Too early to discard diesels, says Fleet Logistics
An optimum fleet policy should include the latest cleaner diesels, which still have a role to play as the workhorses of the fleet.
So says Fleet Logistics UK and Ireland as it points to concerns over rising CO2 levels from transport due to a big swing to petrol and a marked decline in sales of diesel cars.
2018 data for UK registrations shows the move away from diesels has had a significant impact on the UK new car fleet average CO2, which rose for the second year running with a 2.9% increase to 124.5g/km. In a statement, the association said the downturn in CO2 as a result of diesel efficiencies – diesels are, on average, 15-20% more efficient than petrol equivalents – was being undermined by the shift to petrol and disappointing take-up of AFVs.
As such, Fleet Logistics is urging fleets to consider models from the growing number of RDE2-compliant diesel cars for their fleet policy lists – with such vehicles not only bringing reductions in CO2 and NOx but also offering fuel consumption benefits for high-mileage drivers.
Sue Branston, country head for Fleet Logistics UK and Ireland, added: “Not only are they often the best long-range option in many fleet situations, but the new generation of RDE2 diesels also bring a reduction in Benefit-in-Kind taxation as they do not attract the customary 4% diesel surcharge and offer lower Vehicle Excise Duty rates.
“It is always sound fleet management practice to compare, from a driver’s perspective, figures for any diesels with alternative powertrains and is something we advise for all our clients.
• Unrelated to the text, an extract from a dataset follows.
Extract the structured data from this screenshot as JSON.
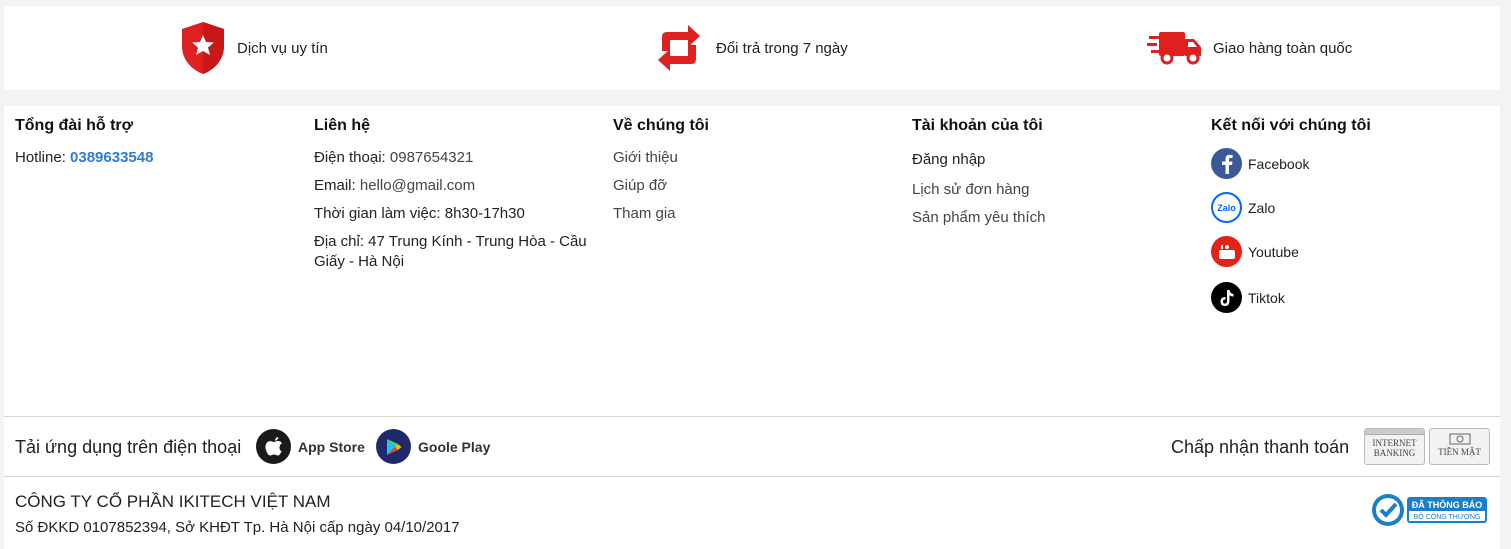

“However, there are now growing numbers of RDE2-compliant diesel cars from major motor manufacturers, including Mercedes and Jaguar Land Rover, with more to come this summer from makers such as Vauxhall, Volvo and BMW.
“While the numbers are still low at the moment, fleet operators should certainly take them into consideration for their next fleet replacement cycle, as well as looking at alternative powertrains.”
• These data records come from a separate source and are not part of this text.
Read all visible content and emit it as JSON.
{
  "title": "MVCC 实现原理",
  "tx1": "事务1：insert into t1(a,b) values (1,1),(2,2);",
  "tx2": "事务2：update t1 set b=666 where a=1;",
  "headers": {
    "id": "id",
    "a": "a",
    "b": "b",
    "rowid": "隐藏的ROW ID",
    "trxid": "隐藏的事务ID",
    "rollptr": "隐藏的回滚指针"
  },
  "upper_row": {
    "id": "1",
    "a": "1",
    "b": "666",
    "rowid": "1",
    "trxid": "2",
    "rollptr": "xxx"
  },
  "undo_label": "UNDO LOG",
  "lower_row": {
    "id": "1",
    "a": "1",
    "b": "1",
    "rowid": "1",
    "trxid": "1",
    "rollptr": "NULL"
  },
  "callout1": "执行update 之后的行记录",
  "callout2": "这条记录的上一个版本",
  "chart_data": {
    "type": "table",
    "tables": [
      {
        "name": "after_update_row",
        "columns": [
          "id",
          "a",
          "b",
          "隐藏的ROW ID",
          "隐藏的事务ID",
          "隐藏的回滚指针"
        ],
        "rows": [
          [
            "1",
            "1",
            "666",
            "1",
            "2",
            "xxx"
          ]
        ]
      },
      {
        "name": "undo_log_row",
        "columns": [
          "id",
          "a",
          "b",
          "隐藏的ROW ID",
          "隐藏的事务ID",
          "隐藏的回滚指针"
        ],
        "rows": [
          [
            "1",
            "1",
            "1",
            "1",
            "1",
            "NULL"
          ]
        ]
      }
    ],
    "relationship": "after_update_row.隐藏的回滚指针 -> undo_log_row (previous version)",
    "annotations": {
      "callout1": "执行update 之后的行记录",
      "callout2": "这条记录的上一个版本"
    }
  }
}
Branston continued that ultimately, powertrain decisions will boil down to the outcome of the pending WLTP review by the government and future taxation strategy and its impact on Total Cost of Ownership and driver Benefit-in-Kind tax.
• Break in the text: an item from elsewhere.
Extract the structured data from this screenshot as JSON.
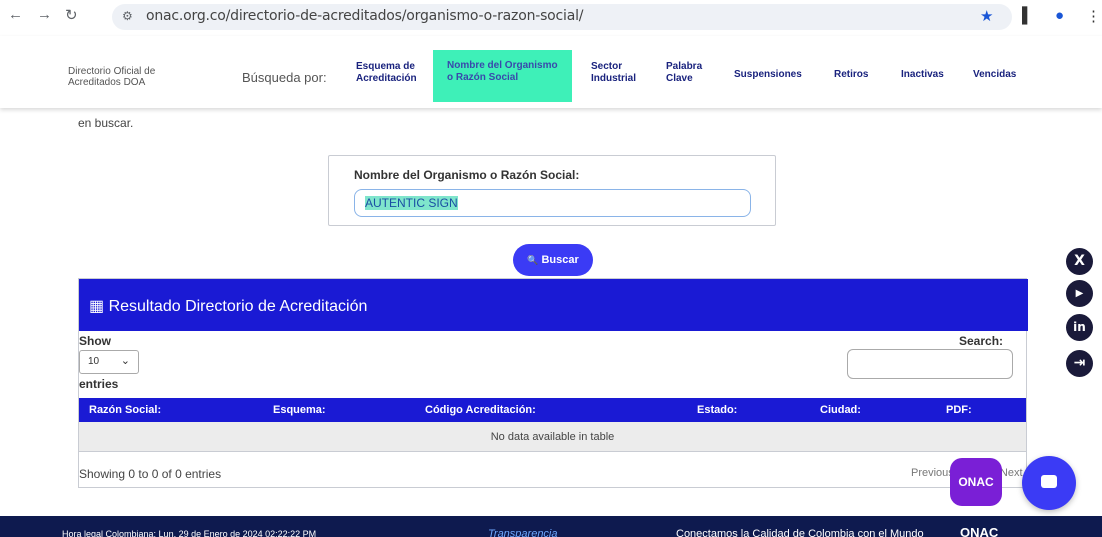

But Branston added: “We are advising our clients not to write off diesel just yet. Undoubtedly the future will be electric, and EVs and hybrids need to play a role in any right-thinking fleet policy, but sounding the death knell for diesel may just be premature.”